- _Given records_:
=====
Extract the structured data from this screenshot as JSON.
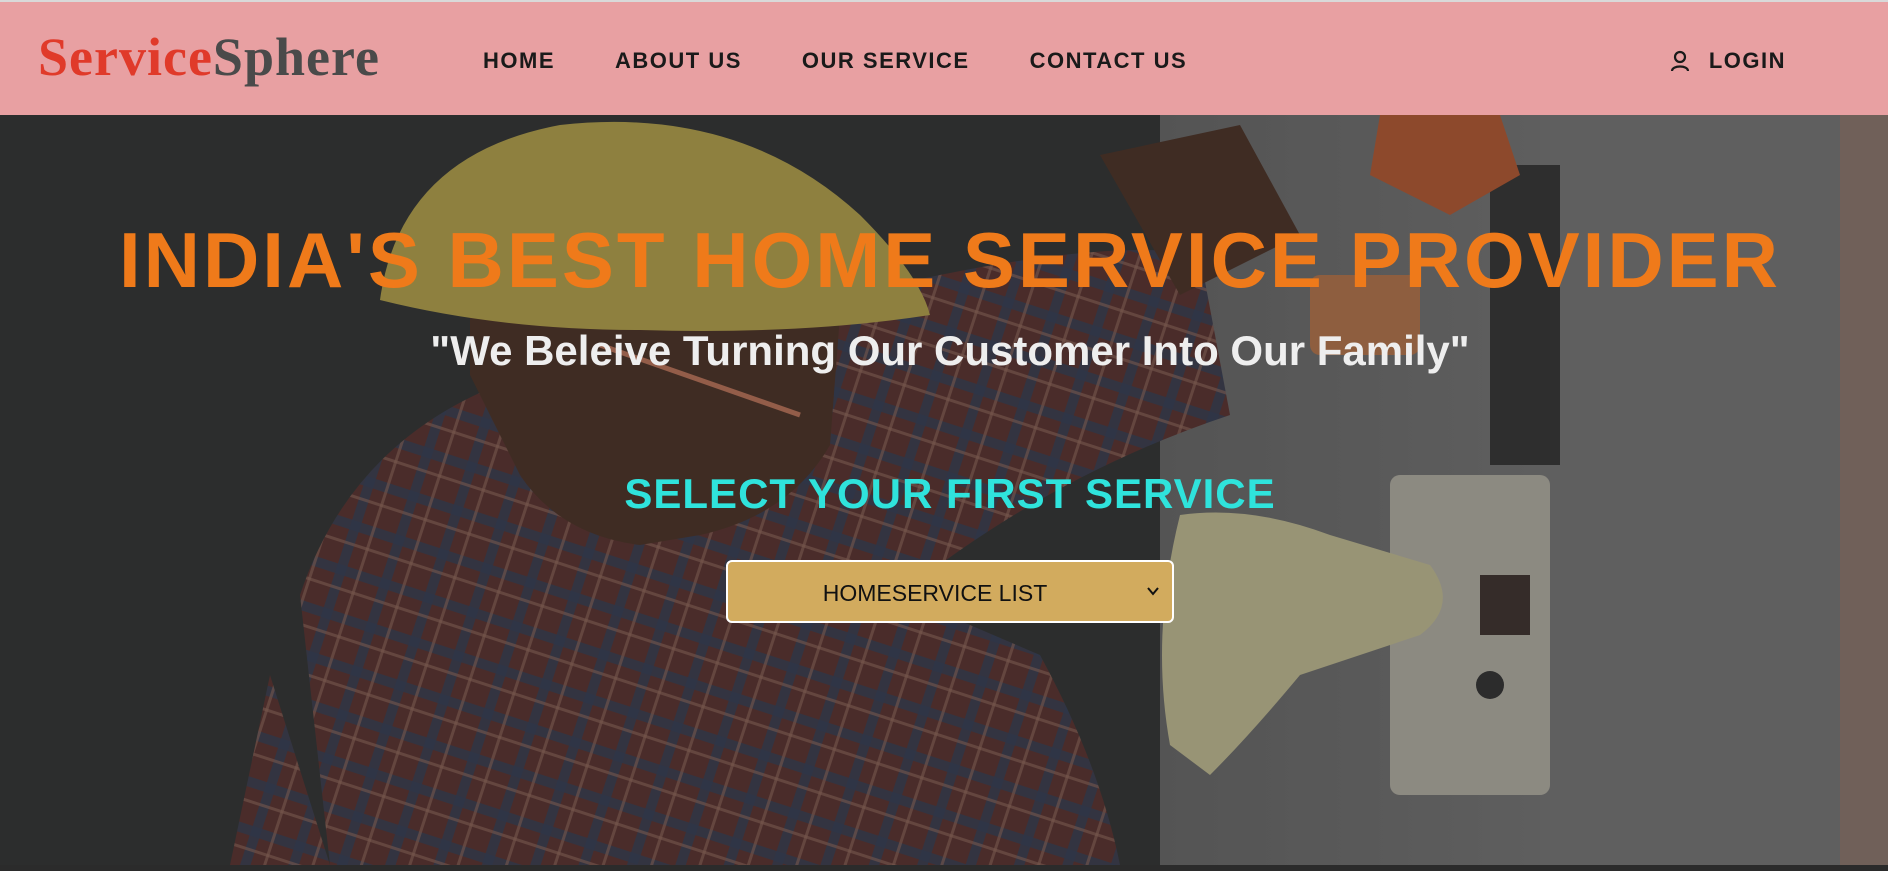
{
  "brand": {
    "part1": "Service",
    "part2": "Sphere"
  },
  "nav": {
    "items": [
      {
        "label": "HOME"
      },
      {
        "label": "ABOUT US"
      },
      {
        "label": "OUR SERVICE"
      },
      {
        "label": "CONTACT US"
      }
    ],
    "login_label": "LOGIN",
    "login_icon": "user-icon"
  },
  "hero": {
    "headline": "INDIA'S BEST HOME SERVICE PROVIDER",
    "tagline": "\"We Beleive Turning Our Customer Into Our Family\"",
    "select_title": "SELECT YOUR FIRST SERVICE",
    "select_value": "HOMESERVICE LIST"
  },
  "colors": {
    "navbar_bg": "#e8a0a2",
    "brand_red": "#e03a2a",
    "brand_gray": "#4a4a4a",
    "headline": "#ef7a1a",
    "select_title": "#2fe3dc",
    "select_bg": "#d2ab5e"
  }
}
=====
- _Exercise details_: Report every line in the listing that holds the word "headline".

- _Reply to the exercise_:
    "headline": "INDIA'S BEST HOME SERVICE PROVIDER",
    "headline": "#ef7a1a",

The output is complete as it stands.